Chapter thirty-one of Unknown North, a novel that will be published chapter-by-chapter until it’s done. All chapters so far: Unknown North.
Sophie giggled as she was chased through the trees. Henry made a scrambling lunge and caught Sophie’s arm, forcing a surprised squeal from her.
“Gotcha!” he panted.
The moment passed and Sophie’s face faded from joy to the same dour expression she’d been wearing when Henry suggested tag in the first place, to try and cheer her up.
“What’s up, Soph?” he wondered, standing straight and smiling. “I thought you loved being here in person.”
“I do… Only you got me thinking. We can’t wake up.”
“Look,” he said softly, moving over to her and speaking in a confidential tone of voice. “You don’t have to lie to me. What’s really up?”
Henry paused and Sophie met his eyes, nodding almost imperceptibly.
“We’ll find Ana-loop. You know that, right?” he asked.
“How?” she snapped, her eyes flickering apologetically; she hadn’t intended to be so gruff. “You know she would have met us by now if she could have. They’ve arrested her, Henry! How are we supposed to find her?”
“I can help,” a light voice said evenly. It was a hushed sound, like a leaf tickering over concrete. Both children tensed. Henry looked terrified.
“Who said that?” he demanded. In front of them, a jagged wedge of felled tree, six or seven feet tall, shuddered and moved, exposing arms and legs the color of bark that creaked like leather.
“I did,” the figure said in a strange voice that fluted in chords over an uneasy harmony. “My name is Dajenour. I can take you to Ana-loop.”
Henry and Sophie backed away a step, their hands reaching into the air between them, trying to find each other.
“Are you… the Golgantry?” Henry wondered, trying to hold his voice steady.
It was difficult to hold a conversation with the being before them: It had no discernible eyes to look into, nor even a proper head to approximate where the eyes should be. There was a head-like hump between thin, branch-like and handless arms, but that was it.
“We are,” Dajenour answered.
As they watched, massive wings unfurled behind the creature and it stepped forward. Henry stepped back, but this time Sophie held her ground. Henry glanced at her and could tell by her set features that she’d had enough. It was the way she sometimes looked at school when the older kids picked on her, and it was the look that shut them up and made them go about their business.
“You were chasing Ana-loop,” Sophie charged, sounding much braver than she felt.
“I did as I was asked, as I have to,” Dajenour responded, his voice a high-pitched trill that trilled higher as he spoke, like the sound of breaking glass shelves.
Henry winced and covered his ears, his stomach roiling and his heart pounding: It didn’t take a linguist to tell you the thing was upset.
“That doesn’t make it right,” Sophie observed.
The Golgantry beat its wings once, the force of the air buffeting the grass and ruffling Sophie’s hair.
“Ana-loop can explain.
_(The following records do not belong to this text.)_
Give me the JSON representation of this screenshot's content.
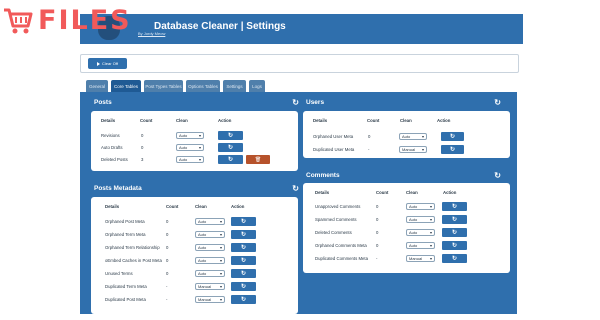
{
  "watermark": {
    "text": "FILES",
    "icon": "shopping-cart-icon",
    "color": "#f15a5a"
  },
  "header": {
    "title": "Database Cleaner | Settings",
    "byline": "By Jordy Meow"
  },
  "actions": {
    "clear_log": "Clear Off"
  },
  "tabs": [
    "General",
    "Core Tables",
    "Post Types Tables",
    "Options Tables",
    "Settings",
    "Logs"
  ],
  "active_tab": "Core Tables",
  "columns": {
    "details": "Details",
    "count": "Count",
    "clean": "Clean",
    "action": "Action"
  },
  "posts": {
    "title": "Posts",
    "rows": [
      {
        "label": "Revisions",
        "count": "0",
        "clean": "Auto",
        "delete": false
      },
      {
        "label": "Auto Drafts",
        "count": "0",
        "clean": "Auto",
        "delete": false
      },
      {
        "label": "Deleted Posts",
        "count": "3",
        "clean": "Auto",
        "delete": true
      }
    ]
  },
  "posts_metadata": {
    "title": "Posts Metadata",
    "rows": [
      {
        "label": "Orphaned Post Meta",
        "count": "0",
        "clean": "Auto"
      },
      {
        "label": "Orphaned Term Meta",
        "count": "0",
        "clean": "Auto"
      },
      {
        "label": "Orphaned Term Relationship",
        "count": "0",
        "clean": "Auto"
      },
      {
        "label": "oEmbed Caches in Post Meta",
        "count": "0",
        "clean": "Auto"
      },
      {
        "label": "Unused Terms",
        "count": "0",
        "clean": "Auto"
      },
      {
        "label": "Duplicated Term Meta",
        "count": "-",
        "clean": "Manual"
      },
      {
        "label": "Duplicated Post Meta",
        "count": "-",
        "clean": "Manual"
      }
    ]
  },
  "users": {
    "title": "Users",
    "rows": [
      {
        "label": "Orphaned User Meta",
        "count": "0",
        "clean": "Auto"
      },
      {
        "label": "Duplicated User Meta",
        "count": "-",
        "clean": "Manual"
      }
    ]
  },
  "comments": {
    "title": "Comments",
    "rows": [
      {
        "label": "Unapproved Comments",
        "count": "0",
        "clean": "Auto"
      },
      {
        "label": "Spammed Comments",
        "count": "0",
        "clean": "Auto"
      },
      {
        "label": "Deleted Comments",
        "count": "0",
        "clean": "Auto"
      },
      {
        "label": "Orphaned Comments Meta",
        "count": "0",
        "clean": "Auto"
      },
      {
        "label": "Duplicated Comments Meta",
        "count": "-",
        "clean": "Manual"
      }
    ]
  },
  "icons": {
    "refresh": "refresh-icon",
    "trash": "trash-icon",
    "chevron": "chevron-down-icon"
  }
}
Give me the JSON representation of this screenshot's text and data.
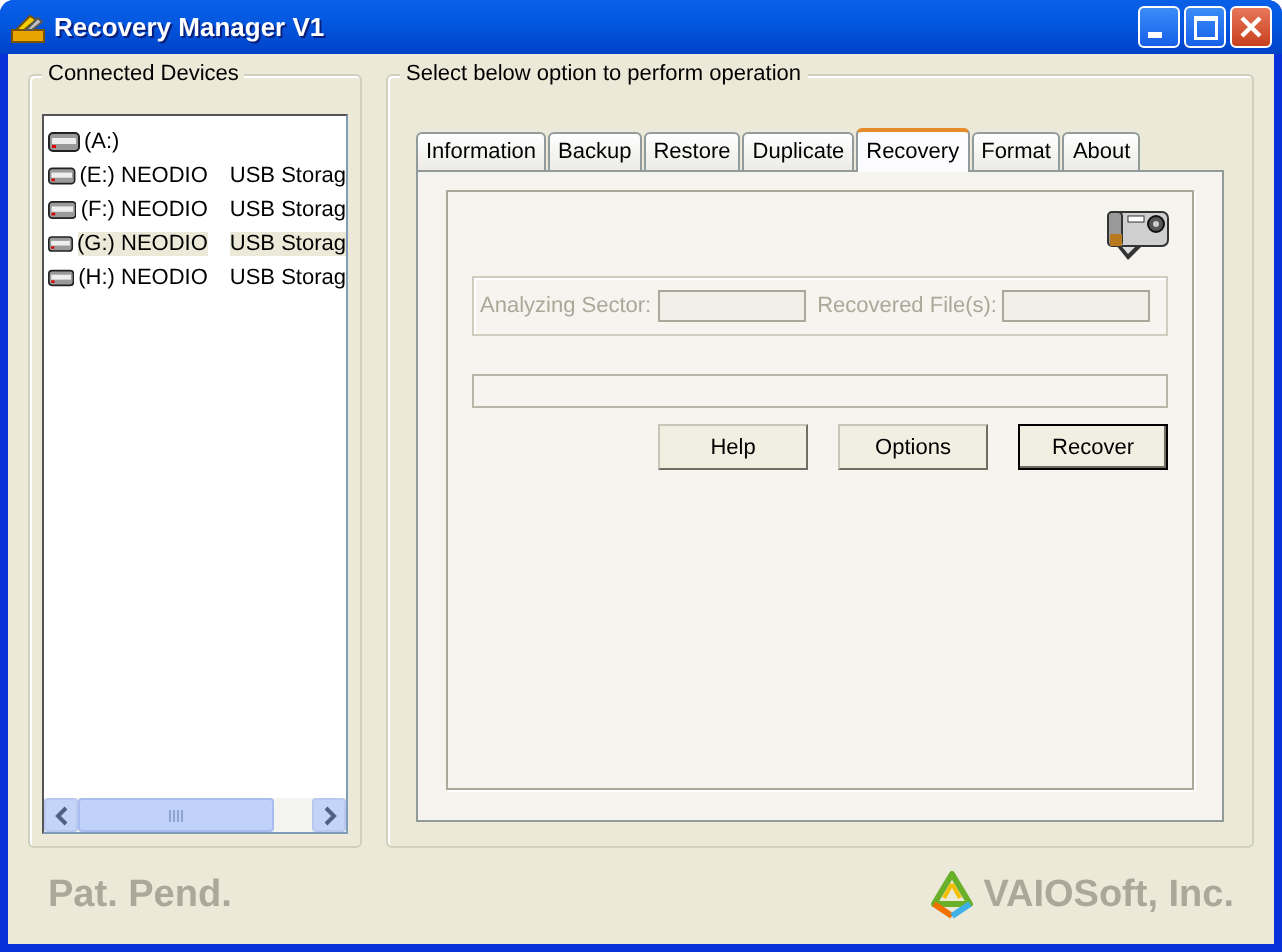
{
  "window": {
    "title": "Recovery Manager V1"
  },
  "devices": {
    "title": "Connected Devices",
    "items": [
      {
        "drive": "(A:)",
        "selected": false
      },
      {
        "drive": "(E:) NEODIO",
        "type": "USB Storag",
        "selected": false
      },
      {
        "drive": "(F:) NEODIO",
        "type": "USB Storag",
        "selected": false
      },
      {
        "drive": "(G:) NEODIO",
        "type": "USB Storag",
        "selected": true
      },
      {
        "drive": "(H:) NEODIO",
        "type": "USB Storag",
        "selected": false
      }
    ]
  },
  "operations": {
    "title": "Select below option to perform operation",
    "tabs": [
      {
        "label": "Information",
        "selected": false
      },
      {
        "label": "Backup",
        "selected": false
      },
      {
        "label": "Restore",
        "selected": false
      },
      {
        "label": "Duplicate",
        "selected": false
      },
      {
        "label": "Recovery",
        "selected": true
      },
      {
        "label": "Format",
        "selected": false
      },
      {
        "label": "About",
        "selected": false
      }
    ],
    "fields": [
      {
        "label": "Analyzing Sector:",
        "disabled": true
      },
      {
        "label": "Recovered File(s):",
        "disabled": true
      }
    ],
    "buttons": [
      {
        "label": "Help",
        "default": false
      },
      {
        "label": "Options",
        "default": false
      },
      {
        "label": "Recover",
        "default": true
      }
    ]
  },
  "footer": {
    "patent": "Pat. Pend.",
    "company": "VAIOSoft, Inc."
  }
}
I will take you to her. She asked to see you.”
“No!” Henry cried out, missing as he reached out to grab Sophie before she stepped forward. Henry didn’t move after her, though, trapped as he was between heroism, self-preservation, and the gut feeling that Dajenour didn’t mean Sophie harm. He watched in disbelief as Sophie took another step forward.
“Do you want to see her?” Dajenour asked in a much more subdued tone that reminded Henry of screws rattling around in an empty coffee can. The Golgantry extended its arms and wings wide.
“How?” Sophie whispered in awe of the now-looming presence. Bat-like wings, she would say later—massive bat-like wings made of tree bark and leather.
“We will fly.”
Sophie shook her head.
“No—I don’t like heights.”
“Sophie!” Henry pleaded as she took another step forward anyway. “Sophie! No! Don’t!”
Dajenour wrapped its arms tightly around the small girl, her face completely hidden against the thing’s chest. Its massive wings beat and in two swoops they were too high for Henry to grab for, even with a running jump.
“Sophie…!” he gasped quietly.
Behind him there was a rustling in the brush, then Bransen burst through to the space where Henry stood, watching the canopy above. Bransen was followed closely by Luci and Mouse.
“Where’s Sophie?” Luci demanded. “Is she hiding?”
Henry could tell by her panicked tone that she knew damn well Sophie wasn’t hiding.
“He took her,” the boy answered robotically. “The Golgantry.”
“Oh my God,” Luci breathed and withered to her knees with her hands covering her mouth.